Our plan is to have a "one day" plan for very cheap--probably about $2--that is useful for a one-time use. When you're done, you can either have us delete all your data or archive it so that there is no charge until the next time you need it...but there will be a moderate charge to reactivate it. Alternatively, you can pay a small monthly or annual fee. In the long-term, we would prefer to negotiate contracts with the service providers and have them pay us to provide this service so it could be free to the users, but we will need a significant user base before we can make that happen.
I'd like to concur on the design element. You're asking me to trust you, but your site looks like it was designed by an amateur?
Secondly, I would change the presentation of your "is it safe" FAQ. Yes, I am comfortable with Amazon or Gmail storing my information, putting it on the web. But why should I trust YOU? It may be abstractly safe, but what reassurance do I have that YOU won't rip me off?
And, finally, how will you do this? Are you writing adapters that call each of the relative services' API to update information? What about my local credit union without an API? Will you tell my grandma that I moved?
As a possible solution to the above, you might want to seriously consider tying in with something like PostalMethods' API (http://www.postalmethods.com/postal-api). There's an addt'l revenue source opportunity as well; have people enter the info of everyone they want notified, and you can send snail mail to those w/o an API.
LifeThunder is a central point of management for your personal information; when your address / credit card expiration / preferred contact email / etc change, we update all of your service providers (e.g. NetFlix, newspapers, Amazon, utilities, PayPal, etc) at once so that you don't have to notify them individually.
The service is in alpha; the interface is still rough, and we are looking for suggestion on what the most important parts are to improve. NOTE: At the moment we only support PayPal, Yahoo, and LiveJournal.
I'm very hesitant to give any one website that much personal information. On a side note, will you be storing passwords / otherwise how would you be updating these sites with information. I think you need to work more on how you plan on securing this information and consumer trust.
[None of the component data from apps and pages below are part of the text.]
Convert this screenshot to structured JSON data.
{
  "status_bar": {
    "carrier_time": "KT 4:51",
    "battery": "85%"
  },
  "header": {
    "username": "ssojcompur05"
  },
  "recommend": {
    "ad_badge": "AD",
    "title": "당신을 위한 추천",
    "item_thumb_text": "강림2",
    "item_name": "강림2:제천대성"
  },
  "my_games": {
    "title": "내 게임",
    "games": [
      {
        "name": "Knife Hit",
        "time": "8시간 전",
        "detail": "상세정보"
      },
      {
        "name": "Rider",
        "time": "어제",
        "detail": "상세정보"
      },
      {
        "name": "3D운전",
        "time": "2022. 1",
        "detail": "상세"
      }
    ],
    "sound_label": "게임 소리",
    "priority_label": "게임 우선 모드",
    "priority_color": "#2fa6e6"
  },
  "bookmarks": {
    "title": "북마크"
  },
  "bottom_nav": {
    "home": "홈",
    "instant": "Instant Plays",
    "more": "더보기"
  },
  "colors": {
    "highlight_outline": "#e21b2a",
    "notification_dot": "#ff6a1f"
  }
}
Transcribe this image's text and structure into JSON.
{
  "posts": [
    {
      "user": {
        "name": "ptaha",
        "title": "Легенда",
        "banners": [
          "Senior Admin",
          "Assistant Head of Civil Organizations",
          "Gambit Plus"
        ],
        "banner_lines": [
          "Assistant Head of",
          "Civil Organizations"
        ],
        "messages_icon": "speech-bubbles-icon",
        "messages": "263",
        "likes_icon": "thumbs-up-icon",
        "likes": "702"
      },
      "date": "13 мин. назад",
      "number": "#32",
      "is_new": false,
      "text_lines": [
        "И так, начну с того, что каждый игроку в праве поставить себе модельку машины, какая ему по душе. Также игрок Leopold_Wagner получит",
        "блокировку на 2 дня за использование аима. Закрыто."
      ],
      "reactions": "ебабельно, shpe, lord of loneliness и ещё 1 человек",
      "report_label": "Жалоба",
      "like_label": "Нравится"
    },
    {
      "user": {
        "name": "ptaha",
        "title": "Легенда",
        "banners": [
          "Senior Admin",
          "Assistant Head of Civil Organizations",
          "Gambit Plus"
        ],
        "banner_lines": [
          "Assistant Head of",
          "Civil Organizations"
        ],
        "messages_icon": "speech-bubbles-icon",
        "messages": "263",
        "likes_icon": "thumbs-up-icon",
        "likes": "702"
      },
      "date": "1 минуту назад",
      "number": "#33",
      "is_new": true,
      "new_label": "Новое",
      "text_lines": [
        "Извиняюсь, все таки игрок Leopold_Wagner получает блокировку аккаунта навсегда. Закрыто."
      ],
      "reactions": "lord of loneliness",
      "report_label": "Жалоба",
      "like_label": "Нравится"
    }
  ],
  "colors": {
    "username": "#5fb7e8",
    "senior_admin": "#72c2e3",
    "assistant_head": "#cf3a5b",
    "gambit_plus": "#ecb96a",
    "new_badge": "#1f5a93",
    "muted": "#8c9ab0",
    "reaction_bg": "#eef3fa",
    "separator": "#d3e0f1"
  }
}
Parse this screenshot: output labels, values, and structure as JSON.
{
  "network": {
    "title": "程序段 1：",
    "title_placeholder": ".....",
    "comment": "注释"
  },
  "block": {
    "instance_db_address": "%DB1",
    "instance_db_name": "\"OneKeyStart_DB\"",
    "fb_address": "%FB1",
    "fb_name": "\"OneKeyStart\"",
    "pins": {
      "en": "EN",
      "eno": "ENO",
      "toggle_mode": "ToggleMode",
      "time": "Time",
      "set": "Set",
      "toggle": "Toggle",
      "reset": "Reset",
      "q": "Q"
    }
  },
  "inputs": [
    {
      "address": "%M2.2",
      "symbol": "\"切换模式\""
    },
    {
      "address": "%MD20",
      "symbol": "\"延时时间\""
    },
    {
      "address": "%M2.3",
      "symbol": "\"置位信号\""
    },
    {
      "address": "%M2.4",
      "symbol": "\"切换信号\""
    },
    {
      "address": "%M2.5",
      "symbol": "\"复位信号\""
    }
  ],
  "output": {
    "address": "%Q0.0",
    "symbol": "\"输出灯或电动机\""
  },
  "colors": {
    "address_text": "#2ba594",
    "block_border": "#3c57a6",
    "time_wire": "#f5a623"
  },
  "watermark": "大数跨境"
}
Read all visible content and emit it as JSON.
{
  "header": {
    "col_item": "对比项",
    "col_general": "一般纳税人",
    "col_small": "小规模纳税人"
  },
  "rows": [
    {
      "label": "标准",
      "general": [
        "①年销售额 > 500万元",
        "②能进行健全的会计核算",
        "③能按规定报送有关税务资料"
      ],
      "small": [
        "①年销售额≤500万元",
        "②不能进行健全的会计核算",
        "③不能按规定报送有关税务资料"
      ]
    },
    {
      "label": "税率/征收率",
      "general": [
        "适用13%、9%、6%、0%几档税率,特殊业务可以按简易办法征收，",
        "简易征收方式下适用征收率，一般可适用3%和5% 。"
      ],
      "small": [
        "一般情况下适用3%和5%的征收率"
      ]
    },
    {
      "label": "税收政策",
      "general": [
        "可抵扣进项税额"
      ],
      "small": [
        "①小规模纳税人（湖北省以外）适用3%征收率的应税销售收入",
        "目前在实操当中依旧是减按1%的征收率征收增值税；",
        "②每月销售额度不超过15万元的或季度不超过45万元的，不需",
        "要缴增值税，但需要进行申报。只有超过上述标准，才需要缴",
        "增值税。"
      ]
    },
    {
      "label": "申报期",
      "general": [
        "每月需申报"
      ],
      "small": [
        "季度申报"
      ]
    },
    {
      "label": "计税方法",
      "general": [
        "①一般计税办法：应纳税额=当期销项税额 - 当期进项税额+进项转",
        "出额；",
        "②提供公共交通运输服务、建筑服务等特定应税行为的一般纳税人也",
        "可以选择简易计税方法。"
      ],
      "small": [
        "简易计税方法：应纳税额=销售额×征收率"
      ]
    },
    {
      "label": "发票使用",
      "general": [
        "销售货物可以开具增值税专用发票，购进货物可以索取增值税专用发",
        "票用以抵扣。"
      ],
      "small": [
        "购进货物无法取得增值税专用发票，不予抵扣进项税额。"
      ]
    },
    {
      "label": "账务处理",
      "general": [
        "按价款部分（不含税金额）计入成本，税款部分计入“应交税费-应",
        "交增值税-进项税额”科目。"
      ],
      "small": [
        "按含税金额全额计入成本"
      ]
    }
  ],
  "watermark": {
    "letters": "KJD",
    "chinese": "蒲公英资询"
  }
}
I am not sure here but none of the screens except index and forums works for me. It just renders blank. I used both Safari and Chrome. Renders fine in Firefox. Even for Alpha, it's just basic navigation. Should fix that, I nearly gave up after it didn't work in two browsers.
Anyway, I like the idea but I am not sure I would trust anyone with all my personal information. Some people might. Security is key point here and it should be stressed out why people should trust you.
This is a really fantastic idea... I love it. I didn't sign up though, first the site doesn't give me any confidence that my information would be safe with you, and It doesn't tell me how I can be sure you updated my information. I think a better design, and some more up front info on how it works would really improve it. Once again though, lots of potential with the idea.
Enumerate all of the methods/protocols/whatever that you employ in keeping our information secure. Most (all?) of the site seems to be behind https, so that's a decent start. Are you PCI compliant? How to you store and encrypt our data? Obviously, you don't have to divulge the secret sauce here, but something more than what the FAQ outlines would be a good start. 37s has a decent go at a security page: http://37signals.com/security